I am for the synthetical method on a journey in preference to the analytical. I am content to lay in a stock of ideas then and to examine and anatomize them afterwards. I want to see my vague notions float like the down of the thistle before the breeze and not to have them entangled in the briars and thorns of controversy. For once, I like to have it all my own way; and this is impossible unless you are alone, or in such company as I do not covet. I have no objection to argue a point with any one for twenty miles of measured road, but not for pleasure. If you remark the scent of a bean-field crossing the road, perhaps your fellow-traveler has no smell. If you point to a distant object, perhaps he is short-sighted, and has to take out his glass to look at it. There is a feeling in the air, a tone in the color of a cloud which hits your fancy, but the effect of which you are unable to account for.

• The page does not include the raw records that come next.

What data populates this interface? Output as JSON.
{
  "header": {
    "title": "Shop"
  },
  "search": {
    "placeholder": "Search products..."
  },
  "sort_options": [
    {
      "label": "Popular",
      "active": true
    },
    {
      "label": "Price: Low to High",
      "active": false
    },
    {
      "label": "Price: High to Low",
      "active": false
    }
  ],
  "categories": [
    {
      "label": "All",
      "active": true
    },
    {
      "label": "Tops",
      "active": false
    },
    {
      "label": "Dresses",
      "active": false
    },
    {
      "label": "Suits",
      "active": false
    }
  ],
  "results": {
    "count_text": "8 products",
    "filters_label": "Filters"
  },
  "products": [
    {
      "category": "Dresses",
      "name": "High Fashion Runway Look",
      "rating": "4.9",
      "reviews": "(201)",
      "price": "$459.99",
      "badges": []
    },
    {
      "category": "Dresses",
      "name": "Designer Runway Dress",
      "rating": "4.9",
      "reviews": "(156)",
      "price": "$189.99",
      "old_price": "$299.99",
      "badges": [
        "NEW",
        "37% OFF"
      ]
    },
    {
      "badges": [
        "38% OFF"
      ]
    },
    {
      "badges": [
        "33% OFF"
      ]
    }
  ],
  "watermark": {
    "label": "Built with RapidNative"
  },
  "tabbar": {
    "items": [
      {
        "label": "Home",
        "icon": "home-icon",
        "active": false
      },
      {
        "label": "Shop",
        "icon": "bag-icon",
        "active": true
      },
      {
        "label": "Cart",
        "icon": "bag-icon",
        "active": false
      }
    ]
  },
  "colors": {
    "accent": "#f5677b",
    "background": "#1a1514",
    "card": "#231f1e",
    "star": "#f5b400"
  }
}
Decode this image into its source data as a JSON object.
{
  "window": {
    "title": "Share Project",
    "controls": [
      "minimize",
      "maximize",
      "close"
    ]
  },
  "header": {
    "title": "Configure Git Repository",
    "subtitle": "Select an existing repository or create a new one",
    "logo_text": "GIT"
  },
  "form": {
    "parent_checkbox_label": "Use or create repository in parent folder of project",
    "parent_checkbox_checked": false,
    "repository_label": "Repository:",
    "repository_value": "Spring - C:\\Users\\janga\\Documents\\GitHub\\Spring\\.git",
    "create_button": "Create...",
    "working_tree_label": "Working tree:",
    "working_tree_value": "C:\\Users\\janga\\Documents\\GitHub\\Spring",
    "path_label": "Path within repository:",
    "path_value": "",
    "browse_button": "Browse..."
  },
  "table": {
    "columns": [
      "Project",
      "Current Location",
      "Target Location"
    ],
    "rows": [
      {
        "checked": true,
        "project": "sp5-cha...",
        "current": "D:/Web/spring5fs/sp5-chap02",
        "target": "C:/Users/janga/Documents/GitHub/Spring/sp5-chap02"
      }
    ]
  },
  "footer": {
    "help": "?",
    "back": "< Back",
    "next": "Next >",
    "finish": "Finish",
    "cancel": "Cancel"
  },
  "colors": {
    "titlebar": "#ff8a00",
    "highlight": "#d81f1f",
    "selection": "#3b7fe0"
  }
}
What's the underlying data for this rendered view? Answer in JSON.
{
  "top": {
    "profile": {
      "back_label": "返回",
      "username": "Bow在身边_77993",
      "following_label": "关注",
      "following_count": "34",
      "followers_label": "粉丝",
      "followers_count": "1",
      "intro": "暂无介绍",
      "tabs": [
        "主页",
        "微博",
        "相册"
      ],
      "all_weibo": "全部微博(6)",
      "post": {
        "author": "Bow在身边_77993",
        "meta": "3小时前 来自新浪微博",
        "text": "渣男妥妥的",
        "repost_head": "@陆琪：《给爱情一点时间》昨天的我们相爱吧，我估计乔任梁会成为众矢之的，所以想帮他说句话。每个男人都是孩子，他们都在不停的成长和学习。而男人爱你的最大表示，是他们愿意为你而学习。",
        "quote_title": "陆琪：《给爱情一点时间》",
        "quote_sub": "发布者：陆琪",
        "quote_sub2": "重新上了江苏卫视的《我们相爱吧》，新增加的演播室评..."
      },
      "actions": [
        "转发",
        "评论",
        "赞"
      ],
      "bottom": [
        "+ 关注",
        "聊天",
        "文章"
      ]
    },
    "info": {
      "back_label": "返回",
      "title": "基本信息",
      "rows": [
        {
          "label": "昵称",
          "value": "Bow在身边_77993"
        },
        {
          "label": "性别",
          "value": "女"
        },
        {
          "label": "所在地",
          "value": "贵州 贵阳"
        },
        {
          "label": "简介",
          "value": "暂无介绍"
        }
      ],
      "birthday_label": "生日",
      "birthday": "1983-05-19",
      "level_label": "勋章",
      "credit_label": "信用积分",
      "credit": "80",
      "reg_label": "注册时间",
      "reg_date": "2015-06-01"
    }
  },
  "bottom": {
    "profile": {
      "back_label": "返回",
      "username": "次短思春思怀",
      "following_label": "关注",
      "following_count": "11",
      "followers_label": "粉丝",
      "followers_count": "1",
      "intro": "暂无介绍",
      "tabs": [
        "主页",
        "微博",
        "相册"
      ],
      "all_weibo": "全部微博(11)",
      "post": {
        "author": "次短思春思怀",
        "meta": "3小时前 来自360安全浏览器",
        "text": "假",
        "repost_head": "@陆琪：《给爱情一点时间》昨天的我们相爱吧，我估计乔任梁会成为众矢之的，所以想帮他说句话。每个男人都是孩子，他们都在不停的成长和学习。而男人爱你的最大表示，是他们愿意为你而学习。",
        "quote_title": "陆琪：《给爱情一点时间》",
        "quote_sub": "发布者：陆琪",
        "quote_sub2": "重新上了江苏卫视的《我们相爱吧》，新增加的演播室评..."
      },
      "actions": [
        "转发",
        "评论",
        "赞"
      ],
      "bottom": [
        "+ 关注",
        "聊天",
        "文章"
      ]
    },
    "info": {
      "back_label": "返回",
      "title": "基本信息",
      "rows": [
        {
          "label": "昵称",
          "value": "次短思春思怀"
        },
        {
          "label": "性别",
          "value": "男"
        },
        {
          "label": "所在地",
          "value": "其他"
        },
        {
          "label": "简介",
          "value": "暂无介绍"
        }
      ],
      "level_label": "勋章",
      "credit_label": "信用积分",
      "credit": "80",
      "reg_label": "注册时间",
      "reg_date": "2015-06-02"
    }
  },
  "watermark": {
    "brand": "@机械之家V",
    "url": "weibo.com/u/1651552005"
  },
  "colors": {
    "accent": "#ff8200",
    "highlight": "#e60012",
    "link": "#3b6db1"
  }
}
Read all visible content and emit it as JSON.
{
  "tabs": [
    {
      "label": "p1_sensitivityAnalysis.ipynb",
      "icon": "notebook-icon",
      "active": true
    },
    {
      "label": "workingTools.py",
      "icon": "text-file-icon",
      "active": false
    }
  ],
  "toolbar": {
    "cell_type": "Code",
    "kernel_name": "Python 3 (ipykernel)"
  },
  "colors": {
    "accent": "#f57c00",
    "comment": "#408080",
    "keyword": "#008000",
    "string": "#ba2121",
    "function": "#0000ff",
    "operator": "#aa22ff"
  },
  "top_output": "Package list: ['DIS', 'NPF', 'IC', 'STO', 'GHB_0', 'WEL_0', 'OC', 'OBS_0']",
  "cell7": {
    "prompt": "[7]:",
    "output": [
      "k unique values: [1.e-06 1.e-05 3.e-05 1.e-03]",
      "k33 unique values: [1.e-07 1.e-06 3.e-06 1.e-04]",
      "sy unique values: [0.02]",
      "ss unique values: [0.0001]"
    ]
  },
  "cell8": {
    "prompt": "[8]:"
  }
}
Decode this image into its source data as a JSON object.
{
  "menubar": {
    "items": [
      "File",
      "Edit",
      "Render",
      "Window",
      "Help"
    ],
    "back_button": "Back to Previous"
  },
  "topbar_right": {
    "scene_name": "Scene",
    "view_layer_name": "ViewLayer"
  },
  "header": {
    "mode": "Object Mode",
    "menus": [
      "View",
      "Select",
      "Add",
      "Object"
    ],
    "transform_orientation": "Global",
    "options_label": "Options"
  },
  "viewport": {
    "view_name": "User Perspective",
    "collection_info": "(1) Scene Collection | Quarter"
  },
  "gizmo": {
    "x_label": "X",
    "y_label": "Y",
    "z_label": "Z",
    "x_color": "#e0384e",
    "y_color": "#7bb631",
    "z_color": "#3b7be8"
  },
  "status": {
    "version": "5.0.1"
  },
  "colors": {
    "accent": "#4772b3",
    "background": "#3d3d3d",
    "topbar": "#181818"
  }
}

There is then no sympathy, but an uneasy craving after it, and a dissatisfaction which pursues you on the way, and in the end probably produces ill-humor. Now I never quarrel with myself, and take all my own conclusions for granted till I find it necessary to defend them against objections. It is not merely that you may not be of accord on the objects and circumstances that present themselves before youthese may recall a number of objects and lead to associations too delicate and refined to be possibly communicated to others. Yet these I love to cherish, and sometimes still fondly clutch them, when I can escape from the throng to do so. To give way to our feelings before company seems extravagance or affectation; and, on the other hand, to have to unravel this mystery of our being at every turn, and to make others take an equal interest in it (otherwise the end is not answered) is a task to which few are competent. We must "give it an understanding, but no tongue." My old friend Coleridge, however, could do both. He could go on in the most delightful explanatory way over hill and dale a summer's day and convert a landscape into a didactic poem or a Pindaric ode. “He talked far above singing." If I could so clothe my ideas in sounding and flowing words, I might perhaps wish to have some one with me to admire the swelling theme; or I could be more content were it possible for me still to hear his echoing voice in the woods of All-Foxden. They had "that fine madness in them